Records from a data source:
****************

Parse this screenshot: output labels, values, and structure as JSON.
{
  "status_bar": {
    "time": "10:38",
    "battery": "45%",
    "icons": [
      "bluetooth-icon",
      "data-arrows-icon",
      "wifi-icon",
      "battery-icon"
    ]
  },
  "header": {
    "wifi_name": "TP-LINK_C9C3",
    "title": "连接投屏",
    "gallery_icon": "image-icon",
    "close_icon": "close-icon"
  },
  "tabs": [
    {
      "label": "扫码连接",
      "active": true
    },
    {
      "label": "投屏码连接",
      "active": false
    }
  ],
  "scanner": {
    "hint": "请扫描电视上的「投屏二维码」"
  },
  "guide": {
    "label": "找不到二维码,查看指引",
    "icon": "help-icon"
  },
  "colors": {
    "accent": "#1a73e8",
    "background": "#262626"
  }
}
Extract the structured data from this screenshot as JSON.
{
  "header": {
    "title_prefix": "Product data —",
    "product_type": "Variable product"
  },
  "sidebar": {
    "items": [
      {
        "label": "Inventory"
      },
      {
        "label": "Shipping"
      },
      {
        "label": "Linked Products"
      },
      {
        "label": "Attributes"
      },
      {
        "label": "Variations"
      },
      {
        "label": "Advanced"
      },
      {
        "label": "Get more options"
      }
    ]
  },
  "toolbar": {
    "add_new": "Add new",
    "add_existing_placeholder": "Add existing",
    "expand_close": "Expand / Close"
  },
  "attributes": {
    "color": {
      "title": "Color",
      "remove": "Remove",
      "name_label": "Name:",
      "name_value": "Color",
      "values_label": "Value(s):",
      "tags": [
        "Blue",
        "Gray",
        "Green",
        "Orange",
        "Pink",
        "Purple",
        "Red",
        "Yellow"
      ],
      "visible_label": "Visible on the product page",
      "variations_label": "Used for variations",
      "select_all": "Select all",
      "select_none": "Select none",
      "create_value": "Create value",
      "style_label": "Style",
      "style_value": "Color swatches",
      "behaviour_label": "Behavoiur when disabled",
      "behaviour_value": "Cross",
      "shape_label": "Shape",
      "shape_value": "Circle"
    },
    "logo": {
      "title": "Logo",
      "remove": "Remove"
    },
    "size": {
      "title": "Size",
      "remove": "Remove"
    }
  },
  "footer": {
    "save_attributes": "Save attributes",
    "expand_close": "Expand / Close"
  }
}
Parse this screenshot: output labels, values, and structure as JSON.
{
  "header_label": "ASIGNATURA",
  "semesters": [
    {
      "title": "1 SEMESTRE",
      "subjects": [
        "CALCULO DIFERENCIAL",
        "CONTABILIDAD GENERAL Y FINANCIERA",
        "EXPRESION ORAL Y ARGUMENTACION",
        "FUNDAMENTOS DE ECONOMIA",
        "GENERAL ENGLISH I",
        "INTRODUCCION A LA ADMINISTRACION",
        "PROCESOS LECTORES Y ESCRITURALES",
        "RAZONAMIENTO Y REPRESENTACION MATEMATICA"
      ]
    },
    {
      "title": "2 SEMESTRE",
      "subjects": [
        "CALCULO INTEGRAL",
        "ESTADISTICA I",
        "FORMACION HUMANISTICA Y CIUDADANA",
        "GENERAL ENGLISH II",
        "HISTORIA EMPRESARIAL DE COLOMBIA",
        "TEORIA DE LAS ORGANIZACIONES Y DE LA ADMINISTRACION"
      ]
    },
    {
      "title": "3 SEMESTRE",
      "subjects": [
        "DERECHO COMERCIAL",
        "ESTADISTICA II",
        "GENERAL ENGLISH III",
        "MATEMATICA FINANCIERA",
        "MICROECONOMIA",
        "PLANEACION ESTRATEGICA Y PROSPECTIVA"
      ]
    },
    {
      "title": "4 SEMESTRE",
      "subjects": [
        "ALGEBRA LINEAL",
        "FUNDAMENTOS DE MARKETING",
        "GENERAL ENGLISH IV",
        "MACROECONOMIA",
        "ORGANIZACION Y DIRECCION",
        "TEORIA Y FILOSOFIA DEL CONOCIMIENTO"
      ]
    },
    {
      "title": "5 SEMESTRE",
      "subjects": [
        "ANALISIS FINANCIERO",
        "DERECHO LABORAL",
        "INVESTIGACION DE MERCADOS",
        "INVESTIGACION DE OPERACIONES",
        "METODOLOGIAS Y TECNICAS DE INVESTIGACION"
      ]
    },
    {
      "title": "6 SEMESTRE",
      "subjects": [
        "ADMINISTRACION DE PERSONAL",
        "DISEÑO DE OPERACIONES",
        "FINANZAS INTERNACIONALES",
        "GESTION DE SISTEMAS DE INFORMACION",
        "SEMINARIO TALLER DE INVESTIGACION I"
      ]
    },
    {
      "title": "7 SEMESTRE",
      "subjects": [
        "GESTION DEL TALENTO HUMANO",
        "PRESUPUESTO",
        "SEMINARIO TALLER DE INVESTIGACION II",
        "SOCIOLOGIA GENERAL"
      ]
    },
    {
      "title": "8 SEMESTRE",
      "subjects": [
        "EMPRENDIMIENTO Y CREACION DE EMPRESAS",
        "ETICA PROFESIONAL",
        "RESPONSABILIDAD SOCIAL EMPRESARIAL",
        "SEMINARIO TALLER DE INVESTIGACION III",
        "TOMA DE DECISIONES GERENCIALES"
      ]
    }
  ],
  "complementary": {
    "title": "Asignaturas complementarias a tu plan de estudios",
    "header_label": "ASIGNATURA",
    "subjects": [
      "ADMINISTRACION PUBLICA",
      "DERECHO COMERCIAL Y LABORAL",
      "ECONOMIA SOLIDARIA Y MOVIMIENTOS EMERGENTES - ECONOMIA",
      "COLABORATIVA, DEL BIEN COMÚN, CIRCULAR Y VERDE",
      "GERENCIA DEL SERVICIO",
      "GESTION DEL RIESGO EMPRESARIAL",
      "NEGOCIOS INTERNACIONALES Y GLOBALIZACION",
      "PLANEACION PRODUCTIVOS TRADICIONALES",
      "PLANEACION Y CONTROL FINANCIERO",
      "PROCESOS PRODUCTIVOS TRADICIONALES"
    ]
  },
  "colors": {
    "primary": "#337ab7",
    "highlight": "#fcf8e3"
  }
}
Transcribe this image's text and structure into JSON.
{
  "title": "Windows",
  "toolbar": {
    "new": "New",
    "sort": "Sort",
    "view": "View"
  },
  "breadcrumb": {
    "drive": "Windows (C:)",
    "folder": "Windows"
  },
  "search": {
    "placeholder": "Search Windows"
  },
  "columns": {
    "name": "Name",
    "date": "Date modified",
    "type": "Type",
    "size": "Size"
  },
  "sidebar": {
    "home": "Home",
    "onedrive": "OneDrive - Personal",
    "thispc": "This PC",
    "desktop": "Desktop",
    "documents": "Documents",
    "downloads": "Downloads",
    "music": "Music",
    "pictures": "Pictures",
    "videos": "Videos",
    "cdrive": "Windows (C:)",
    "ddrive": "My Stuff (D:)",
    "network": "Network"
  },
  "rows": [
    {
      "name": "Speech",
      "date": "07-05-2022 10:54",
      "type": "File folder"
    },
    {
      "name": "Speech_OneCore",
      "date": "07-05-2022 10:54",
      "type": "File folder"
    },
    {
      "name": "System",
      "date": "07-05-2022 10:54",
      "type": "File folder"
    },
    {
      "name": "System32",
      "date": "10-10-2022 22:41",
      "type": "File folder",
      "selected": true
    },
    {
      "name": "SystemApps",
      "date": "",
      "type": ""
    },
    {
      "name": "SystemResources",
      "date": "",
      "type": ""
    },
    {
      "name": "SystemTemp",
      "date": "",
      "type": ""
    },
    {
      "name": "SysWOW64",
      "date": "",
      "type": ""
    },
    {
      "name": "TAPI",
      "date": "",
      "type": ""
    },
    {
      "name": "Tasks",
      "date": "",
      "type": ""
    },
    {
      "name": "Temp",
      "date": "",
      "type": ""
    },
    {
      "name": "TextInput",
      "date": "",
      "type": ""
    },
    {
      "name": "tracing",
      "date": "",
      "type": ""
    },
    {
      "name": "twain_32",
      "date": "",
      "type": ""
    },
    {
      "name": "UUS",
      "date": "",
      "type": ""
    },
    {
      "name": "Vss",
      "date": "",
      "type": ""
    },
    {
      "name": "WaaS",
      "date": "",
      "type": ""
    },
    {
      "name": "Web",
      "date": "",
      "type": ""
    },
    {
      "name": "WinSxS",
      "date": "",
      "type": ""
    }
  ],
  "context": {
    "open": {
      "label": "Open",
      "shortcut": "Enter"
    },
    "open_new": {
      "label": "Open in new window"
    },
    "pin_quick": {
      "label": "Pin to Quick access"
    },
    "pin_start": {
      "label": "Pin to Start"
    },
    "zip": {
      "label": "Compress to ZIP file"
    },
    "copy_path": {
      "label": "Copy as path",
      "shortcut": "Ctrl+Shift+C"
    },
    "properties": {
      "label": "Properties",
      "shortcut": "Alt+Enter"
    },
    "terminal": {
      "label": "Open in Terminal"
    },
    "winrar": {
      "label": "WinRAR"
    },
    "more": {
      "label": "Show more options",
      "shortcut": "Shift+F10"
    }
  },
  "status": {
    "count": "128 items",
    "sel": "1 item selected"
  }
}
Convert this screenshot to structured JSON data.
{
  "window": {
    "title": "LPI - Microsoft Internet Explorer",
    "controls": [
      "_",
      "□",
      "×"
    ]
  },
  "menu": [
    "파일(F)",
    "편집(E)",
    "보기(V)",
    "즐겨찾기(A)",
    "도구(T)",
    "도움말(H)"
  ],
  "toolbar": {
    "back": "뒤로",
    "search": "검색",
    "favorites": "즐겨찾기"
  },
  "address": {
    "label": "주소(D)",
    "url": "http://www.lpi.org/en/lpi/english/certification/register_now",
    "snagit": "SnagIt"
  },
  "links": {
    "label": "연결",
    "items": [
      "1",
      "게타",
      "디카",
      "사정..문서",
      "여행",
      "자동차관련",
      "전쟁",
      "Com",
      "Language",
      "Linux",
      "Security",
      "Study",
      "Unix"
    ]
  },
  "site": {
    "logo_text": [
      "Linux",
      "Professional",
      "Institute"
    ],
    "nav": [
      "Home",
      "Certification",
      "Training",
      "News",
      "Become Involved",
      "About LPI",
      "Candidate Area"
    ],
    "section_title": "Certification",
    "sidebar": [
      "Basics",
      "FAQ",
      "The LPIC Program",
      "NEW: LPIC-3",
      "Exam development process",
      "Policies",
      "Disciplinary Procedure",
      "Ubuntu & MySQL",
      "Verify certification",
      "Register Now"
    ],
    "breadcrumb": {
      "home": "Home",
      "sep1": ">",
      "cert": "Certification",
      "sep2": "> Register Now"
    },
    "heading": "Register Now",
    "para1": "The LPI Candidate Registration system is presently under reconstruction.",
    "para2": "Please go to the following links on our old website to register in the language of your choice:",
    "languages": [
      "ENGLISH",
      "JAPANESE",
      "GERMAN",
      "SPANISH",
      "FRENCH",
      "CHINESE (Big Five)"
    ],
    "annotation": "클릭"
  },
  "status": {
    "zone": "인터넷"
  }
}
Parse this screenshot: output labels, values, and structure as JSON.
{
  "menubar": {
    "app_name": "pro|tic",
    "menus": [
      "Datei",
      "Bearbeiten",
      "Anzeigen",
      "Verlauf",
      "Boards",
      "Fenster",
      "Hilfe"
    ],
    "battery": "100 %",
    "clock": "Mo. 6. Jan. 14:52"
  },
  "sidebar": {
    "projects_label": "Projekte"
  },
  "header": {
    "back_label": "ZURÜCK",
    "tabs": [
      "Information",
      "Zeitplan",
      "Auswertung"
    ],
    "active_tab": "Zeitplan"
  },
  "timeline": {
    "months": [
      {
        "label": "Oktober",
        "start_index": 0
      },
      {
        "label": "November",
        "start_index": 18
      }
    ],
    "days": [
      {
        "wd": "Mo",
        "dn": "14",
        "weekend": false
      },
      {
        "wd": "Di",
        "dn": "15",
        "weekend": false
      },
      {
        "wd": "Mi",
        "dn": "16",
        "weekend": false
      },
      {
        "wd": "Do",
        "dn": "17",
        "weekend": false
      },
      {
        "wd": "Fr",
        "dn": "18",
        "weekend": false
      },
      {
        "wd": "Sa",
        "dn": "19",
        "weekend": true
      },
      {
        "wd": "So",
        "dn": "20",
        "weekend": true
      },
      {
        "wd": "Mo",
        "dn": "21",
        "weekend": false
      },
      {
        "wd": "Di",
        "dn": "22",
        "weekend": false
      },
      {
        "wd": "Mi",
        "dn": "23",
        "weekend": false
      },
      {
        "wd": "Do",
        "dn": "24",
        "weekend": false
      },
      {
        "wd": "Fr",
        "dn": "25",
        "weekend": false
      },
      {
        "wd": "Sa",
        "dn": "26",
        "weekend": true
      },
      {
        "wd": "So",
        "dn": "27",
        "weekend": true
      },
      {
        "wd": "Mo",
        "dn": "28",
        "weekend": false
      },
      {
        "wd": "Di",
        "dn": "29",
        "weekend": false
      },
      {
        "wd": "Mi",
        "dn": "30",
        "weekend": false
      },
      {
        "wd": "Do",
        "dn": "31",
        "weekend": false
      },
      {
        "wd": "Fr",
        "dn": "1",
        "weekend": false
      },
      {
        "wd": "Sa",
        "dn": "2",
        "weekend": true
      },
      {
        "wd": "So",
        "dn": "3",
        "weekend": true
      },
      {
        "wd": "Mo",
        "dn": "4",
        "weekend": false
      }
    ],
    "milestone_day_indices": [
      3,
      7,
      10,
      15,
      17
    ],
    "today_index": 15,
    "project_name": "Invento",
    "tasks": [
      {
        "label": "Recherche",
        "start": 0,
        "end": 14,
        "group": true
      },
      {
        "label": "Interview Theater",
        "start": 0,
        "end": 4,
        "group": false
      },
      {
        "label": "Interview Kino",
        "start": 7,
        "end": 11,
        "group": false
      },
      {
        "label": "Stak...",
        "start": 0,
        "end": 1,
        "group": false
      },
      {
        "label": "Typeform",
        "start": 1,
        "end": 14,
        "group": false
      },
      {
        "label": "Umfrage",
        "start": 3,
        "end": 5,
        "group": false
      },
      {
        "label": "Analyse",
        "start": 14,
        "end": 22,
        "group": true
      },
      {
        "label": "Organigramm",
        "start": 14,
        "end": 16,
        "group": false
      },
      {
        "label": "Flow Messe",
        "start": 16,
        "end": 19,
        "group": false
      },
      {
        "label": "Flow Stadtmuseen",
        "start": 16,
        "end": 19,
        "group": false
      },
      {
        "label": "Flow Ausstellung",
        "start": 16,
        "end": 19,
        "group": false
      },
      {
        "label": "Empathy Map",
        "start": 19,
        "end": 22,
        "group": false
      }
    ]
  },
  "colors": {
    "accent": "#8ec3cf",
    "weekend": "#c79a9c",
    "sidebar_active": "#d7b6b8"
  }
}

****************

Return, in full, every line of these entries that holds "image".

RESULT OF THIS TASK:
    "gallery_icon": "image-icon",
Transcribe this image's text and structure into JSON.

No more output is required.